It’s time to properly fund Wisconsin schools
By Ben Rodgers
Last week wrapped our four-part series on the rise of referendums across Wisconsin.
More and more taxpayers across Wisconsin are being impacted each election cycle as school districts are left without any other course of action but to go to voters for approval of funds needed to properly educate the state’s youth.
Anyone who reads The Press Times knows how much we cover local education, and without the support of Microsoft and local community foundations, this project would have never gotten off the ground.
Schools are vital because our economy relies on future generations being more educated than previous generations as jobs change and evolve.
Take that out of the picture, and things start to crumble.
Schools are the lifeblood of a community.
Without successful learning, we cannot move forward as a society.
One way to ensure students get the education they need to succeed in a changing world is to make sure schools have quality staff and conditions that allow for the best learning environment possible.
That requires proper funding, which the lack of has increasingly led to referendums.
This project was warranted because I feel sometimes we get so focused on what’s happening in our local community, we neglect to look at the big picture.
Make no mistake, Wisconsin’s school funding formula is one of the biggest pictures to look at.
Trying to sum up our 10,000-word series here would be futile, so here are a few of my key takeaways.
• Since 2016, seven of every 10 of Wisconsin’s 421 school districts have gone to referendum.
Of those, nearly two-thirds have passed.
The reason for such a high number of referendums is due to limitations or restrictions in the school funding formula.
The current school funding formula is like a layer cake, but every layer is different in size and ingredients, leaving a less-than-desirable final product.
Our first part took an in-depth look at how schools are funded, and how referendums are now the most popular way to search for solutions.
• The bigger a school district, the bigger the problems and the stakes.
Last April, Racine passed a $1 billion referendum by five votes.

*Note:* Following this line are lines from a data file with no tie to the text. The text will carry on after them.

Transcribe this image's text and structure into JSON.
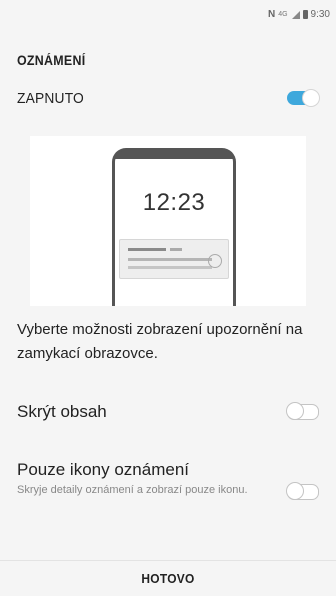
{
  "status_bar": {
    "nfc": "N",
    "network": "4G",
    "time": "9:30"
  },
  "header": {
    "title": "OZNÁMENÍ"
  },
  "master": {
    "label": "ZAPNUTO",
    "enabled": true,
    "accent_color": "#3ea8dc"
  },
  "preview": {
    "clock": "12:23"
  },
  "description": "Vyberte možnosti zobrazení upozornění na zamykací obrazovce.",
  "options": {
    "hide_content": {
      "label": "Skrýt obsah",
      "enabled": false
    },
    "icons_only": {
      "label": "Pouze ikony oznámení",
      "subtitle": "Skryje detaily oznámení a zobrazí pouze ikonu.",
      "enabled": false
    }
  },
  "footer": {
    "done_label": "HOTOVO"
  }
}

It will help replace some district buildings which date as far back as the Civil War.
Green Bay passed two referendums in 2017 and is already in the process of planning its next ask of the community, something that takes about 18 months to execute properly.
The largest cities in Wisconsin, Milwaukee and Madison, also recently had to go to taxpayers to find a way to properly fund education to the tune of hundreds of millions of dollars.
• Finally, this isn’t something just affecting big school districts.
Locally, Howard-Suamico has gone to referendum nine times since 2005.
Its administrative team has done a great job in getting voter approval seven of those times, but that much effort to try and get on level footing funding-wise has fundamentally changed the education system, with district leaders having to keep an eye on the future in perpetuity.
The same can be said for every district in Greater Green Bay.
Every district in Greater Green Bay passed at least one referendum since 2015.
After countless hours of research, interviews, writing and editing, we’ve concluded the solution is to reset the revenue caps, or at the very least, adjust them.
Every district has a cap that limits what they are able to tax.
Once reset, these caps should not be dependent on student enrollments, which have been declining for the past decade.
The school funding formula is nearly 30 years old.
I can point to several areas in Brown County that look vastly different now than they did 30 years ago.
Things change as time passes, and the revenue caps have been increased and tweaked over the years.
But interestingly enough, as those cap increases slowed, stopped or even went down over the past decade, the number of referendums passing has greatly increased.
Those caps increased 6% over the past decade, while inflation went up 17% cumulatively over that same period.
Lawmakers in Madison need to understand when they adjust those revenue caps, they are ultimately adjusting what their constituents pay in property taxes and placing districts in need of referendums.
Reset the revenue caps, don’t tie the number to student enrollment and let’s give all students in Wisconsin a better chance to succeed.